In 2002, there was the TRADE Act that allowed for 65 percent government support for some insurance for displaced workers. The insurance companies flatly said, “We will not take two checks.” And so what happened is that the worker had to send 35 percent to the IRS, then 100 percent was sent by the IRS to the insurance companies—very complicated. But that was the only way that it would work, because the insurance companies said no to two checks.

We believe that they will say no to two checks to cover abortion and the rest of health-care services too.
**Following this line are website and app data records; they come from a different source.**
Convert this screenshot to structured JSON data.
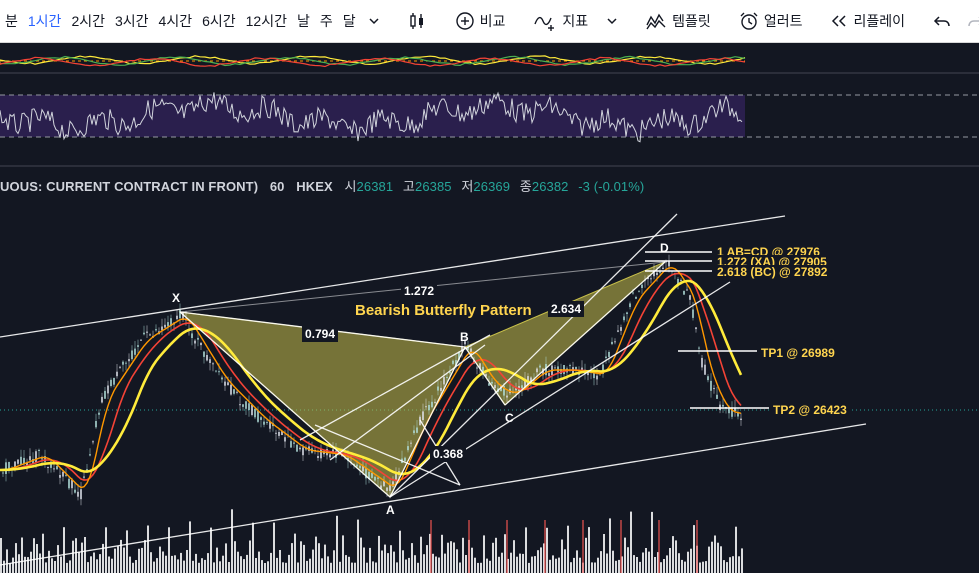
{
  "toolbar": {
    "timeframes": [
      "분",
      "1시간",
      "2시간",
      "3시간",
      "4시간",
      "6시간",
      "12시간",
      "날",
      "주",
      "달"
    ],
    "compare_label": "비교",
    "indicators_label": "지표",
    "templates_label": "템플릿",
    "alert_label": "얼러트",
    "replay_label": "리플레이"
  },
  "legend": {
    "symbol": "UOUS: CURRENT CONTRACT IN FRONT)",
    "interval": "60",
    "exchange": "HKEX",
    "open_label": "시",
    "open": "26381",
    "high_label": "고",
    "high": "26385",
    "low_label": "저",
    "low": "26369",
    "close_label": "종",
    "close": "26382",
    "change": "-3 (-0.01%)"
  },
  "pattern": {
    "name": "Bearish Butterfly Pattern",
    "points": {
      "x": "X",
      "a": "A",
      "b": "B",
      "c": "C",
      "d": "D"
    },
    "ratios": {
      "xab": "0.794",
      "abc": "0.368",
      "bcd": "2.634",
      "xa_ext": "1.272"
    }
  },
  "targets": {
    "ab_cd": "1 AB=CD @ 27976",
    "xa": "1.272 (XA) @ 27905",
    "bc": "2.618 (BC) @ 27892",
    "tp1": "TP1 @ 26989",
    "tp2": "TP2 @ 26423"
  },
  "colors": {
    "accent": "#2962ff",
    "pattern_fill": "#c8c04a",
    "ema_yellow": "#ffeb3b",
    "ema_orange": "#ff9800",
    "ema_red": "#f44336",
    "rsi_band": "#2a1f4d"
  }
}
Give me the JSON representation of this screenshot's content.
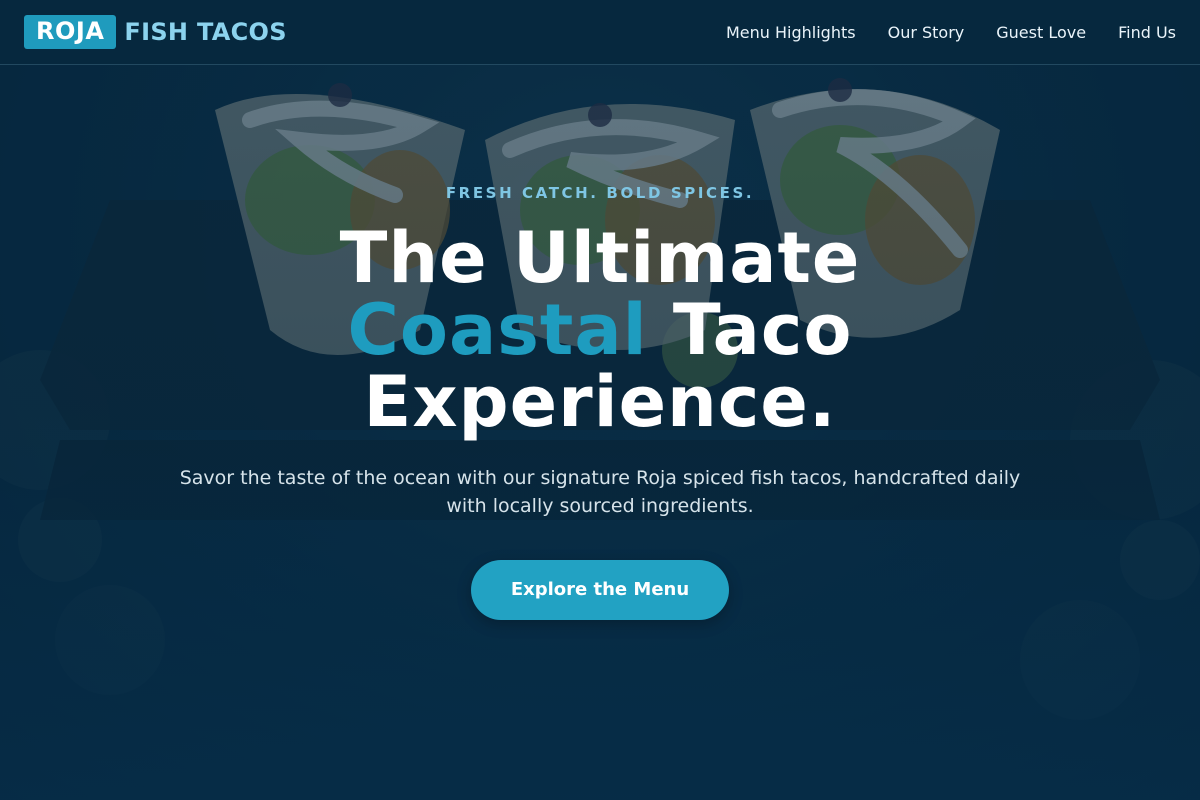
{
  "header": {
    "logo_badge": "ROJA",
    "logo_text": "FISH TACOS",
    "nav": [
      {
        "label": "Menu Highlights"
      },
      {
        "label": "Our Story"
      },
      {
        "label": "Guest Love"
      },
      {
        "label": "Find Us"
      }
    ]
  },
  "hero": {
    "eyebrow": "FRESH CATCH. BOLD SPICES.",
    "headline_line1": "The Ultimate",
    "headline_accent": "Coastal",
    "headline_line2_rest": " Taco",
    "headline_line3": "Experience.",
    "subtext": "Savor the taste of the ocean with our signature Roja spiced fish tacos, handcrafted daily with locally sourced ingredients.",
    "cta_label": "Explore the Menu",
    "image": "fish-tacos-photo"
  },
  "colors": {
    "background": "#062f4a",
    "accent": "#1e9cbf",
    "logo_text": "#8cd3ee",
    "eyebrow": "#7fc6e4",
    "cta": "#22a2c3"
  }
}
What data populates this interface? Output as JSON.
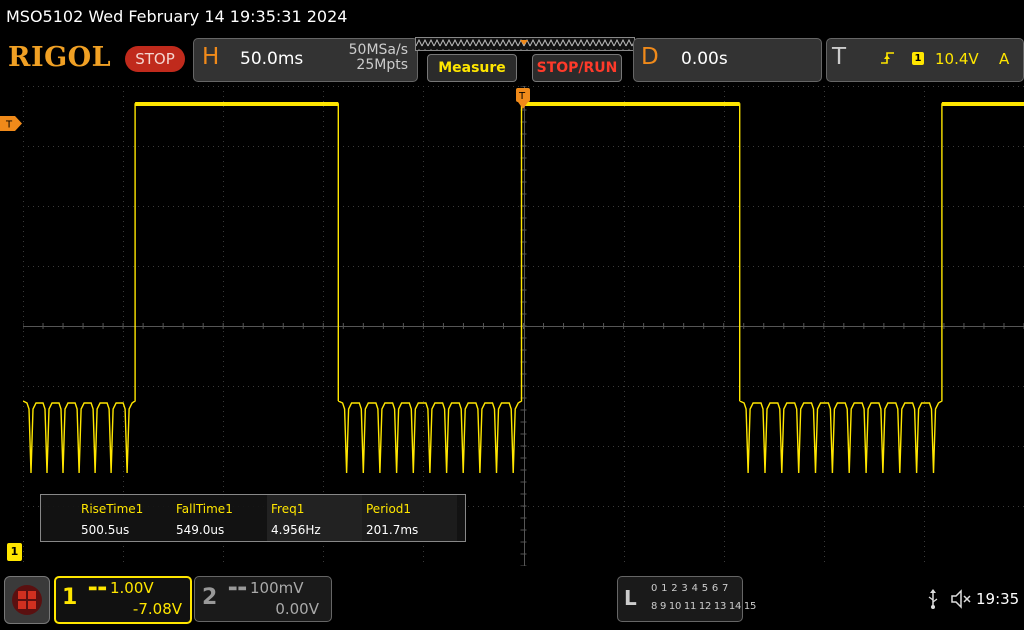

So we're very worried that it will, in effect, keep women from having access to abortions.

MADDOW: I feel like it's one thing to have a fight about abortion rights in this country. It's another thing to have a fight about health reform. But to try to make the twain meet and try to fight the abortion battles through health reform is turning out to be both a political and practical disaster. That is my opinion on it.

We’re sure there’s merit to Schakowsky’s account of the 2002 Trade Act. But ain’t it inspiring to see the way we progressives stand up to The Interests? According to Schakowsky, the insurance companies flatly said, “We will not take two checks”—and that was the end of the matter! In the current circumstance, could Congress perhaps includes a regulation requiring the companies to accept the two checks? Schakowsky didn’t say. Maddow of course didn’t ask.

On Friday, we’ll return to this Maddow program to see the way Maddow herself had explained the consequences of What Nelson Wrought. But please understand: When journalists refuse to explain, we are left with accounts from interested parties. Schakowsky is strongly pro-choice, which is perfectly fine with us. But when we get accounts from such interested parties, we tend to get one-sided accounts—accounts which may not make obvious sense, at least in the way they are offered.

Do you understand how Nelson’s proposal would founder and fail because two checks are one too many? Frankly, we don’t understand that either—and we’ve seen no one try to explain it. People! What Hath Nelson Wrought? True to the ways of his floundering tribe, MacGillis didn’t try to explain that.

Are you experienced, Hendrix asked. We ask this: Have you seen things explained?

Tomorrow—part 3: When Conrad explained.